**Work instructions**
Please give again every entry exactly as it appears, setting aside the pictures.

**Entries shown**

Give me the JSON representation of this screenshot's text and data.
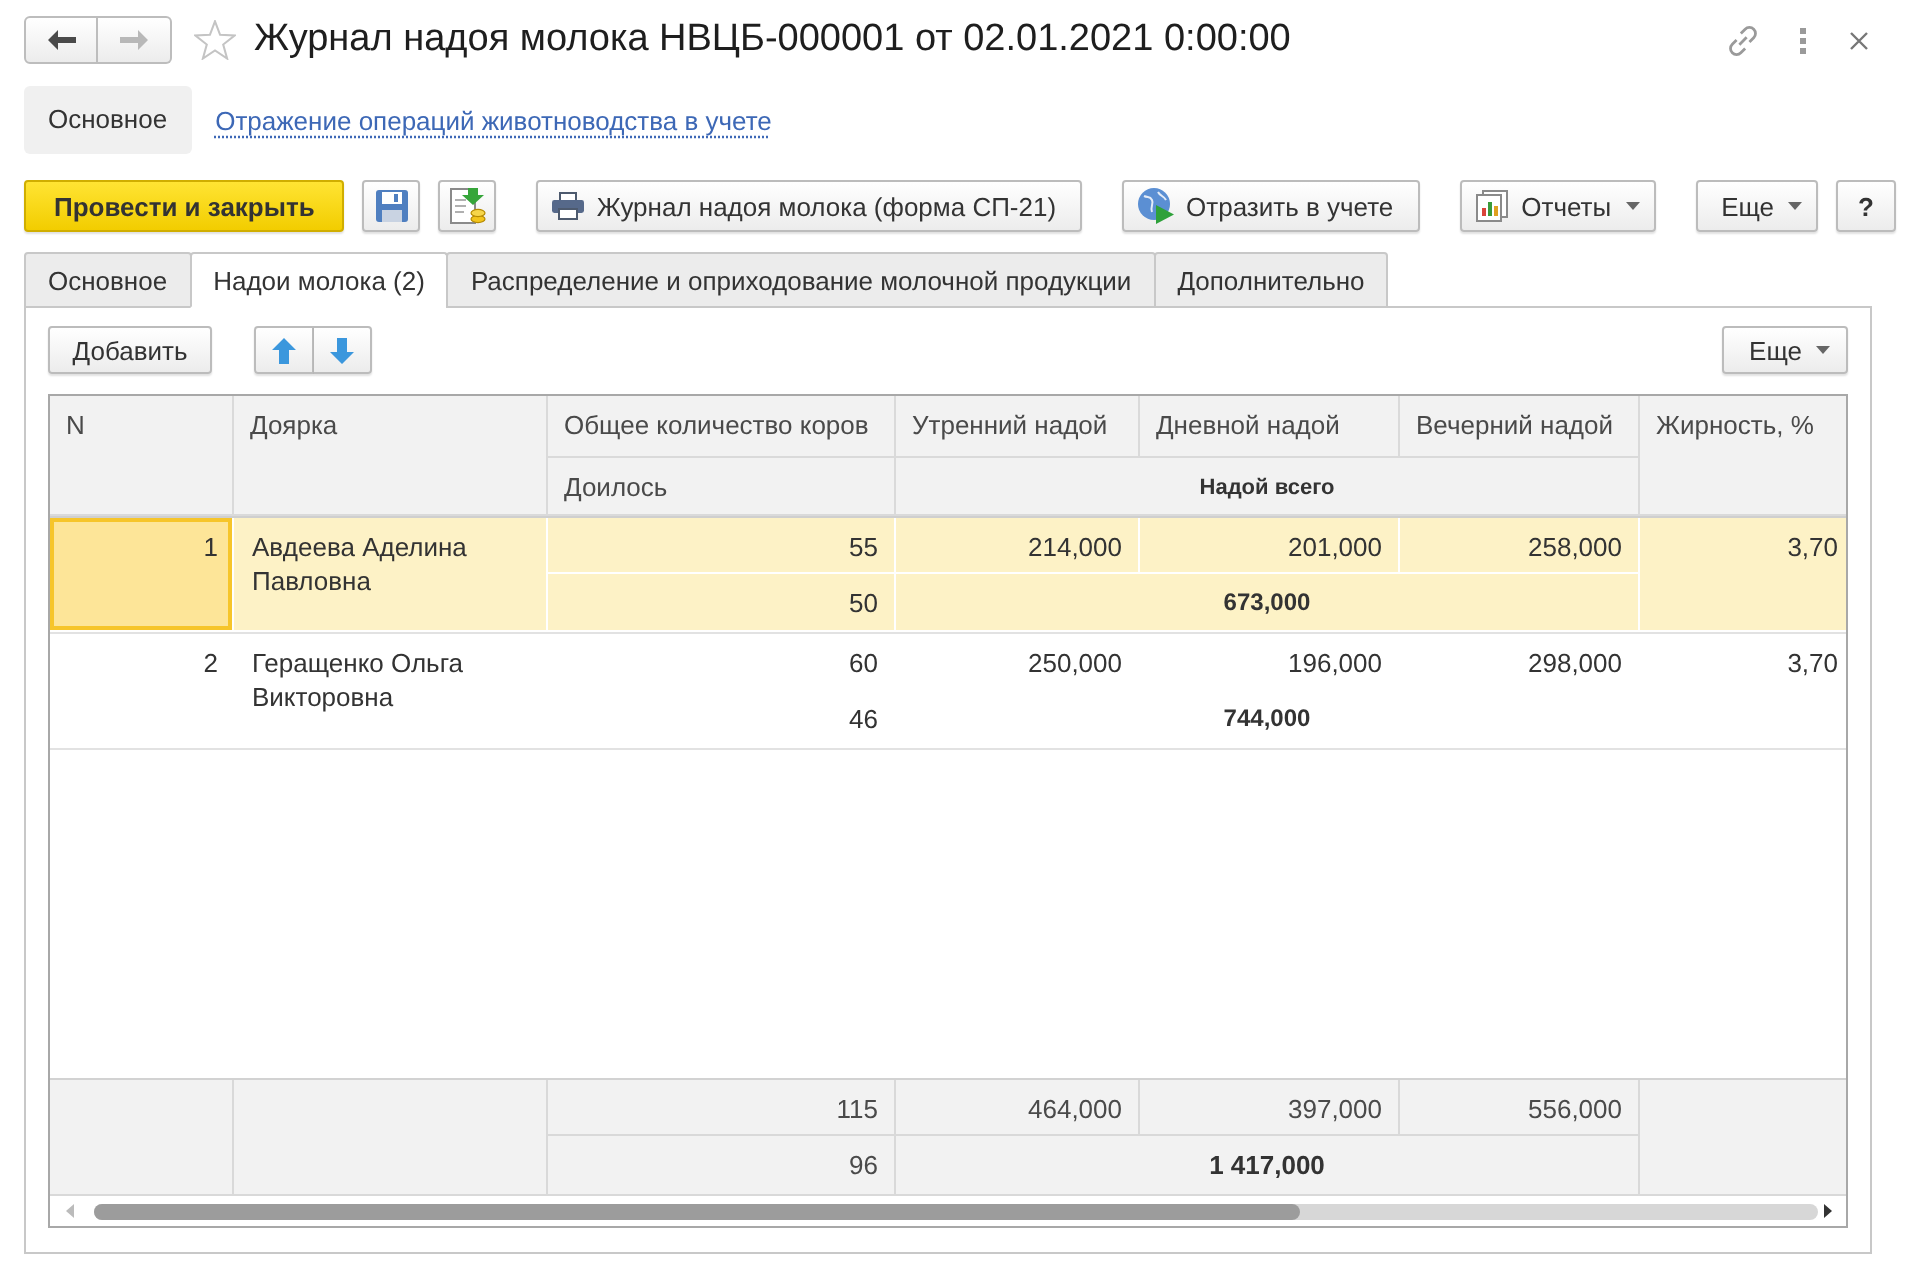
{
  "window": {
    "title": "Журнал надоя молока НВЦБ-000001 от 02.01.2021 0:00:00"
  },
  "navigation": [
    {
      "kind": "back",
      "disabled": false
    },
    {
      "kind": "forward",
      "disabled": true
    }
  ],
  "sections": [
    {
      "label": "Основное",
      "selected": true
    },
    {
      "label": "Отражение операций животноводства в учете",
      "selected": false
    }
  ],
  "toolbar": [
    {
      "kind": "primary",
      "label": "Провести и закрыть"
    },
    {
      "kind": "icon"
    },
    {
      "kind": "icon"
    },
    {
      "kind": "button",
      "label": "Журнал надоя молока (форма СП-21)"
    },
    {
      "kind": "button",
      "label": "Отразить в учете"
    },
    {
      "kind": "menu",
      "label": "Отчеты"
    },
    {
      "kind": "menu",
      "label": "Еще"
    },
    {
      "kind": "button",
      "label": "?"
    }
  ],
  "tabs": [
    {
      "label": "Основное",
      "selected": false
    },
    {
      "label": "Надои молока (2)",
      "selected": true
    },
    {
      "label": "Распределение и оприходование молочной продукции",
      "selected": false
    },
    {
      "label": "Дополнительно",
      "selected": false
    }
  ],
  "panel_toolbar": {
    "add_button": "Добавить",
    "more_menu": "Еще"
  },
  "table": {
    "columns": [
      {
        "label": "N"
      },
      {
        "label": "Доярка"
      },
      {
        "label": "Общее количество коров",
        "sublabel": "Доилось"
      },
      {
        "label": "Утренний надой"
      },
      {
        "label": "Дневной надой"
      },
      {
        "label": "Вечерний надой"
      },
      {
        "label": "Жирность, %"
      }
    ],
    "group_label": "Надой всего",
    "rows": [
      {
        "number": "1",
        "milkmaid": "Авдеева Аделина Павловна",
        "cows_total": "55",
        "cows_milked": "50",
        "morning": "214,000",
        "day": "201,000",
        "evening": "258,000",
        "total": "673,000",
        "fat": "3,70",
        "selected": true
      },
      {
        "number": "2",
        "milkmaid": "Геращенко Ольга Викторовна",
        "cows_total": "60",
        "cows_milked": "46",
        "morning": "250,000",
        "day": "196,000",
        "evening": "298,000",
        "total": "744,000",
        "fat": "3,70",
        "selected": false
      }
    ],
    "totals": {
      "cows_total": "115",
      "cows_milked": "96",
      "morning": "464,000",
      "day": "397,000",
      "evening": "556,000",
      "total": "1 417,000"
    }
  }
}
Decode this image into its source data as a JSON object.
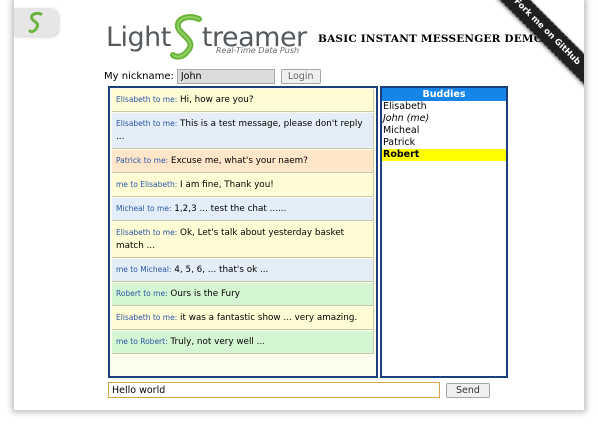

**Completed task**
Give me the JSON representation of this screenshot's text and data.
{
  "window": {
    "title": "Журнал надоя молока НВЦБ-000001 от 02.01.2021 0:00:00"
  },
  "navigation": [
    {
      "kind": "back",
      "disabled": false
    },
    {
      "kind": "forward",
      "disabled": true
    }
  ],
  "sections": [
    {
      "label": "Основное",
      "selected": true
    },
    {
      "label": "Отражение операций животноводства в учете",
      "selected": false
    }
  ],
  "toolbar": [
    {
      "kind": "primary",
      "label": "Провести и закрыть"
    },
    {
      "kind": "icon"
    },
    {
      "kind": "icon"
    },
    {
      "kind": "button",
      "label": "Журнал надоя молока (форма СП-21)"
    },
    {
      "kind": "button",
      "label": "Отразить в учете"
    },
    {
      "kind": "menu",
      "label": "Отчеты"
    },
    {
      "kind": "menu",
      "label": "Еще"
    },
    {
      "kind": "button",
      "label": "?"
    }
  ],
  "tabs": [
    {
      "label": "Основное",
      "selected": false
    },
    {
      "label": "Надои молока (2)",
      "selected": true
    },
    {
      "label": "Распределение и оприходование молочной продукции",
      "selected": false
    },
    {
      "label": "Дополнительно",
      "selected": false
    }
  ],
  "panel_toolbar": {
    "add_button": "Добавить",
    "more_menu": "Еще"
  },
  "table": {
    "columns": [
      {
        "label": "N"
      },
      {
        "label": "Доярка"
      },
      {
        "label": "Общее количество коров",
        "sublabel": "Доилось"
      },
      {
        "label": "Утренний надой"
      },
      {
        "label": "Дневной надой"
      },
      {
        "label": "Вечерний надой"
      },
      {
        "label": "Жирность, %"
      }
    ],
    "group_label": "Надой всего",
    "rows": [
      {
        "number": "1",
        "milkmaid": "Авдеева Аделина Павловна",
        "cows_total": "55",
        "cows_milked": "50",
        "morning": "214,000",
        "day": "201,000",
        "evening": "258,000",
        "total": "673,000",
        "fat": "3,70",
        "selected": true
      },
      {
        "number": "2",
        "milkmaid": "Геращенко Ольга Викторовна",
        "cows_total": "60",
        "cows_milked": "46",
        "morning": "250,000",
        "day": "196,000",
        "evening": "298,000",
        "total": "744,000",
        "fat": "3,70",
        "selected": false
      }
    ],
    "totals": {
      "cows_total": "115",
      "cows_milked": "96",
      "morning": "464,000",
      "day": "397,000",
      "evening": "556,000",
      "total": "1 417,000"
    }
  }
}
Decode this image into its source data as a JSON object.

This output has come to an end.